Sunday, August 1, 2010

Functional vs. Object Oriented

By the time I reached my first programming job, I had learned a number of languages well enough to program in, and thought of myself as a pretty good programmer.  Then I met Brian, who frequently talked about Lisp, but had trouble articulating the advantages himself.  (This turns out to be a common problem.)  He introduced me to the SICP videos, and I found Slava Akhmechet's "The Nature of Lisp" essay on at about the same time.  Certain things about Perl and Javascript suddenly made sense, filling me with newfound wonder.

What I thought I knew about OOP as taught in college—Encapsulation, Polymorphism, and Inheritance—seemed like a sham.

I looked harder at Javascript and came across Douglas Crockford's module pattern, which essentially uses lexical scoping to hide data, instead of an object system.  Inheritance, too, turns all weird in Javascript, since it's based on prototypes instead of classes, to say nothing of Perl's build-your-own system with the conventional approach of using a hash to store all the fields.  Polymorphism seemed to be nothing different than passing first-class functions.

Perhaps I should go into more detail about that.  With polymorphism, the code actually called when a particular object method is invoked depends on the type of object.  Different objects that implement the same method signature are interchangeable, although in statically checked languages, they may need to share a base class or interface.  But, what is different about this as compared to passing a function directly?  Both cases store different code-to-be-called into the same variable, and both cases have to agree on the call's signature.  Objects can have internal state, but passed-in functions can achieve the same by closing over lexical variables.

The only thing objects really add above a function is the ability to call several different methods on the object.  Even so, this feature is easily replicated by passing a hash table instead of a function, where the keys are strings forming method names, and the values are the corresponding function.  Again, some languages provide more guarantees about the structure of an object than the structure of data pretending to be an object, but in others, the two are indistinguishable.  You wouldn't be warned until runtime that an object method could not be found.

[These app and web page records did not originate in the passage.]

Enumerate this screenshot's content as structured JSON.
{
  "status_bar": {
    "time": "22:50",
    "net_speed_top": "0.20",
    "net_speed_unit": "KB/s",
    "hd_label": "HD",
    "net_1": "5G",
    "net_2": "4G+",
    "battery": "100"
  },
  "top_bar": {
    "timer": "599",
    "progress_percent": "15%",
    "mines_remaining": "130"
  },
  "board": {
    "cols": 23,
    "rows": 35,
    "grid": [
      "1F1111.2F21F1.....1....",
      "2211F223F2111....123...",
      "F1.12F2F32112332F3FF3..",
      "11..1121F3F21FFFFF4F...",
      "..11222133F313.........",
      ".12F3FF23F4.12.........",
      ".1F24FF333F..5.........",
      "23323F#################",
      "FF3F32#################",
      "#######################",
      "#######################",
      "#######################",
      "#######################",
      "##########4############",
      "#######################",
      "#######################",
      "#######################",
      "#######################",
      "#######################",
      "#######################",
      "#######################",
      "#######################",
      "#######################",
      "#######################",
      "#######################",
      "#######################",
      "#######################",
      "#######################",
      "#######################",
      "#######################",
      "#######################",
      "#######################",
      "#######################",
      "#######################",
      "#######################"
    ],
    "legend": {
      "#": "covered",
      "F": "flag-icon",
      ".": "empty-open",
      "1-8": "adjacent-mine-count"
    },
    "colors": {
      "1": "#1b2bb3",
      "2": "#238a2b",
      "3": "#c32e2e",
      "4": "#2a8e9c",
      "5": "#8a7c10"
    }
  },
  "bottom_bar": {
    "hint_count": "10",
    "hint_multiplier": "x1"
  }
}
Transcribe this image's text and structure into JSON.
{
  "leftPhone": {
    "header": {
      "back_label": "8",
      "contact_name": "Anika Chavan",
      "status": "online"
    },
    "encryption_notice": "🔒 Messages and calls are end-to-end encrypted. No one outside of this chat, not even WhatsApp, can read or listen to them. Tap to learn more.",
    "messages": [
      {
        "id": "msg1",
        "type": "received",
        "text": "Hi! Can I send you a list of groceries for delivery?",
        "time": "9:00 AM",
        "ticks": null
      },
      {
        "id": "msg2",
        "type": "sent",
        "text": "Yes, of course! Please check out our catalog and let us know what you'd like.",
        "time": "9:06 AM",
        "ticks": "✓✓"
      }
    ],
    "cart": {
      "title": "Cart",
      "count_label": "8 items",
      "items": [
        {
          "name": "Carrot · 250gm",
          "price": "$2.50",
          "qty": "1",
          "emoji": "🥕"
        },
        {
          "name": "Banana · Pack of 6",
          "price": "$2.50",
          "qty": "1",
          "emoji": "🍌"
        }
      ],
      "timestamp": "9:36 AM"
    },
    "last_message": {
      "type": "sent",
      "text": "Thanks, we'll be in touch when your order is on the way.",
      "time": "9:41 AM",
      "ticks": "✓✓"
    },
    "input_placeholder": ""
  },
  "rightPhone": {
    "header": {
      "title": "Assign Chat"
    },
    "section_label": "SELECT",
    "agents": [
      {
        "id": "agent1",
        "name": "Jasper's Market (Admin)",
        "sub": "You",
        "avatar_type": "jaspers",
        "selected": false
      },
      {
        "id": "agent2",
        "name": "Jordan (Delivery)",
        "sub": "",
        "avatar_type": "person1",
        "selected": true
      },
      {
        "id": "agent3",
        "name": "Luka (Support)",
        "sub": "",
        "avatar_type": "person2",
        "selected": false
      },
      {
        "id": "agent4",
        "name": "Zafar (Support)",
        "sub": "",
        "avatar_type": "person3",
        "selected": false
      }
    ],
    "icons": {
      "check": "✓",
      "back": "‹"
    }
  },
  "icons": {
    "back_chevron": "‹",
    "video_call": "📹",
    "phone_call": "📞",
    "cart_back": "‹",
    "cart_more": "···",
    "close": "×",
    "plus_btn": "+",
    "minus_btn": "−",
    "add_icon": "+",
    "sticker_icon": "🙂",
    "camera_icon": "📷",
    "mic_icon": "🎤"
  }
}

Functional and OO programming seemed to be equivalent.  I demonstrated this by producing a primitive object system using only Perl's functional programming constructs, along with a class whose objects reasonably represented closures in PHP 5.  (This was long before PHP 5.3, where they added actual closures, and also a __call method to allow objects to pretend to be functions.)

I eventually discovered Jonathan Rees' thoughts on the meaning of object orientation, which justified my appraisal of OOP-as-it-was-taught-to-me as the Emperor's new clothes.  It agreed that that kind of OOP was not the only possible manifestation, nor was it necessarily the One True Way.

FP clearly had a different cadence to it than the OOP it was equivalent to, but that was more of a natural consequence of reducing friction between naming and using functions.  Things like map can be written in OO style, but it's cumbersome enough there that nobody does so unless backed into a corner.

Recently, I've been reading about game coding, and how there is very little in the way of OOP, because of the need to keep caches well-utilized.  Iterating through an array of x-values, where each index represents a different game object, ends up being faster than iterating through an array of objects, since there are many object properties that need skipped over.  (Also, if objects are of differing length, the accesses are harder for hardware to predict.)  Unused properties in a loop represent memory that was fetched and paid for, but wasted.

Thus, game coding really strikes me as data-oriented programming.  There may be an "object design", but memory is laid out for maximum speed and parallelism of data access.

Where does "procedural programming" fall?  I don't think it's a useful distinction anymore, because I don't think there are any purely procedural languages left in wide use.  (Niche use, perhaps, like legacy COBOL systems, or physicists writing FORTRAN.  But not for anything in my slice of the programming world, certainly.)  Even lowly C offers function pointers, which allow for both OOP and FP idioms, as the case may warrant. Pretty much any GTK+ program uses both styles—FP for event callbacks, and OOP for the widgets (and possibly data).  C can't, AFAIK, pass pointers to lexical variables outside of the lexical container, so GTK+ has a userdata parameter threaded through every event call to simulate closure, but other than that, the illusion is fairly complete.

1 comment:

Brian Rowe said...

I think I recall Sussman claiming that lisp is all about "language oriented design" (but I might be wrong, that could have been in Graham's On Lisp).

Anyhow, check out this post:

DSLs are the best way to express solutions, and lisp enables their creation in a way that no other language can.

</lisp_fan_boy_rant> :-p